**What to do:** Reproduce the data word for word, keeping every line complete.

**Data section:**
----------
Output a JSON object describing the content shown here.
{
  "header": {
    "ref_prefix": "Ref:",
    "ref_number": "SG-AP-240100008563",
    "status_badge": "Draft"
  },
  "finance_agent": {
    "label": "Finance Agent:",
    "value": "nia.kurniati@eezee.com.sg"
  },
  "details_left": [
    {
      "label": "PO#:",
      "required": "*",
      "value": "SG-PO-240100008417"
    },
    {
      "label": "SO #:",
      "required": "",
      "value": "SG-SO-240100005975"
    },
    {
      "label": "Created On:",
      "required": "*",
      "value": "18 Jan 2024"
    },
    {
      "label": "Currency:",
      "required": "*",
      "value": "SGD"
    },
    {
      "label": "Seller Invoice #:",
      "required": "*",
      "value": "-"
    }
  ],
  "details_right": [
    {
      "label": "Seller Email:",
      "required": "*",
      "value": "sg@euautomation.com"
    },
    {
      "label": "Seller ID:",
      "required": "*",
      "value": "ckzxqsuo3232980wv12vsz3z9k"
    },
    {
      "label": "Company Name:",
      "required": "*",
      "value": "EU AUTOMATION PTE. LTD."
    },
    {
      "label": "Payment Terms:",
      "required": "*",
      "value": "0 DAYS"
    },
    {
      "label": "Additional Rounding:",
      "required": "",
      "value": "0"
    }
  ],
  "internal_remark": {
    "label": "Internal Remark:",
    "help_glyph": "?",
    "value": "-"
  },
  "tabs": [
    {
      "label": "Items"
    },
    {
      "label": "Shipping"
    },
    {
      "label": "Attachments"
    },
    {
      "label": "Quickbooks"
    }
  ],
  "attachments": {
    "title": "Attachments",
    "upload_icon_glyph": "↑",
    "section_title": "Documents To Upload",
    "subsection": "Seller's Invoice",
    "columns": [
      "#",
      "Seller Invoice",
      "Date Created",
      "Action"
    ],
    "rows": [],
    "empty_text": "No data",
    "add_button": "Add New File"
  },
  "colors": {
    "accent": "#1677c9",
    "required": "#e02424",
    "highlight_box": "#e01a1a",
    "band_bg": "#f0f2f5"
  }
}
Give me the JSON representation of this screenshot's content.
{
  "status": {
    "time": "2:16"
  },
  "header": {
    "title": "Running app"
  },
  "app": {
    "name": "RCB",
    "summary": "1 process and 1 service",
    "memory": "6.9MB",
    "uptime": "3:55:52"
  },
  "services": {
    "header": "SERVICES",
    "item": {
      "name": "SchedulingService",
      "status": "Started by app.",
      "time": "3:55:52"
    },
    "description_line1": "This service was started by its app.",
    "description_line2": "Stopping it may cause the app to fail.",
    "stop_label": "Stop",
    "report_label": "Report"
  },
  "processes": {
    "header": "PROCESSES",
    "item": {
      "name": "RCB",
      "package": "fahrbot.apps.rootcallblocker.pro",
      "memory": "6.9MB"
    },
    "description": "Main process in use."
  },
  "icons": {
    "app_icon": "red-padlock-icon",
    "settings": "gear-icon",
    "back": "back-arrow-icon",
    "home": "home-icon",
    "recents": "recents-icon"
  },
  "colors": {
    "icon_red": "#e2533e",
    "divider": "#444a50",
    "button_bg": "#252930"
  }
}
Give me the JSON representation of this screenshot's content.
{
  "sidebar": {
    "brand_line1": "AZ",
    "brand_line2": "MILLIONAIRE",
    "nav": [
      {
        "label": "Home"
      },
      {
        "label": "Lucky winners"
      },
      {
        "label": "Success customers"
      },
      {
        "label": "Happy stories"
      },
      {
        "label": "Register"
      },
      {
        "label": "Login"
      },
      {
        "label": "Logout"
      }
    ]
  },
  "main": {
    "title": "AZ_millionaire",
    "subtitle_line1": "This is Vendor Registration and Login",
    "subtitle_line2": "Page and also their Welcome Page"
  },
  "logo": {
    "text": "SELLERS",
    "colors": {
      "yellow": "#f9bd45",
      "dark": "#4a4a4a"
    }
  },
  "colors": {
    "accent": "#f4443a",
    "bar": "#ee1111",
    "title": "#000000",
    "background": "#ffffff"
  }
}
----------
**Written answer:**
Output a JSON object describing the content shown here.
{
  "header": {
    "ref_prefix": "Ref:",
    "ref_number": "SG-AP-240100008563",
    "status_badge": "Draft"
  },
  "finance_agent": {
    "label": "Finance Agent:",
    "value": "nia.kurniati@eezee.com.sg"
  },
  "details_left": [
    {
      "label": "PO#:",
      "required": "*",
      "value": "SG-PO-240100008417"
    },
    {
      "label": "SO #:",
      "required": "",
      "value": "SG-SO-240100005975"
    },
    {
      "label": "Created On:",
      "required": "*",
      "value": "18 Jan 2024"
    },
    {
      "label": "Currency:",
      "required": "*",
      "value": "SGD"
    },
    {
      "label": "Seller Invoice #:",
      "required": "*",
      "value": "-"
    }
  ],
  "details_right": [
    {
      "label": "Seller Email:",
      "required": "*",
      "value": "sg@euautomation.com"
    },
    {
      "label": "Seller ID:",
      "required": "*",
      "value": "ckzxqsuo3232980wv12vsz3z9k"
    },
    {
      "label": "Company Name:",
      "required": "*",
      "value": "EU AUTOMATION PTE. LTD."
    },
    {
      "label": "Payment Terms:",
      "required": "*",
      "value": "0 DAYS"
    },
    {
      "label": "Additional Rounding:",
      "required": "",
      "value": "0"
    }
  ],
  "internal_remark": {
    "label": "Internal Remark:",
    "help_glyph": "?",
    "value": "-"
  },
  "tabs": [
    {
      "label": "Items"
    },
    {
      "label": "Shipping"
    },
    {
      "label": "Attachments"
    },
    {
      "label": "Quickbooks"
    }
  ],
  "attachments": {
    "title": "Attachments",
    "upload_icon_glyph": "↑",
    "section_title": "Documents To Upload",
    "subsection": "Seller's Invoice",
    "columns": [
      "#",
      "Seller Invoice",
      "Date Created",
      "Action"
    ],
    "rows": [],
    "empty_text": "No data",
    "add_button": "Add New File"
  },
  "colors": {
    "accent": "#1677c9",
    "required": "#e02424",
    "highlight_box": "#e01a1a",
    "band_bg": "#f0f2f5"
  }
}
Give me the JSON representation of this screenshot's content.
{
  "status": {
    "time": "2:16"
  },
  "header": {
    "title": "Running app"
  },
  "app": {
    "name": "RCB",
    "summary": "1 process and 1 service",
    "memory": "6.9MB",
    "uptime": "3:55:52"
  },
  "services": {
    "header": "SERVICES",
    "item": {
      "name": "SchedulingService",
      "status": "Started by app.",
      "time": "3:55:52"
    },
    "description_line1": "This service was started by its app.",
    "description_line2": "Stopping it may cause the app to fail.",
    "stop_label": "Stop",
    "report_label": "Report"
  },
  "processes": {
    "header": "PROCESSES",
    "item": {
      "name": "RCB",
      "package": "fahrbot.apps.rootcallblocker.pro",
      "memory": "6.9MB"
    },
    "description": "Main process in use."
  },
  "icons": {
    "app_icon": "red-padlock-icon",
    "settings": "gear-icon",
    "back": "back-arrow-icon",
    "home": "home-icon",
    "recents": "recents-icon"
  },
  "colors": {
    "icon_red": "#e2533e",
    "divider": "#444a50",
    "button_bg": "#252930"
  }
}
Give me the JSON representation of this screenshot's content.
{
  "sidebar": {
    "brand_line1": "AZ",
    "brand_line2": "MILLIONAIRE",
    "nav": [
      {
        "label": "Home"
      },
      {
        "label": "Lucky winners"
      },
      {
        "label": "Success customers"
      },
      {
        "label": "Happy stories"
      },
      {
        "label": "Register"
      },
      {
        "label": "Login"
      },
      {
        "label": "Logout"
      }
    ]
  },
  "main": {
    "title": "AZ_millionaire",
    "subtitle_line1": "This is Vendor Registration and Login",
    "subtitle_line2": "Page and also their Welcome Page"
  },
  "logo": {
    "text": "SELLERS",
    "colors": {
      "yellow": "#f9bd45",
      "dark": "#4a4a4a"
    }
  },
  "colors": {
    "accent": "#f4443a",
    "bar": "#ee1111",
    "title": "#000000",
    "background": "#ffffff"
  }
}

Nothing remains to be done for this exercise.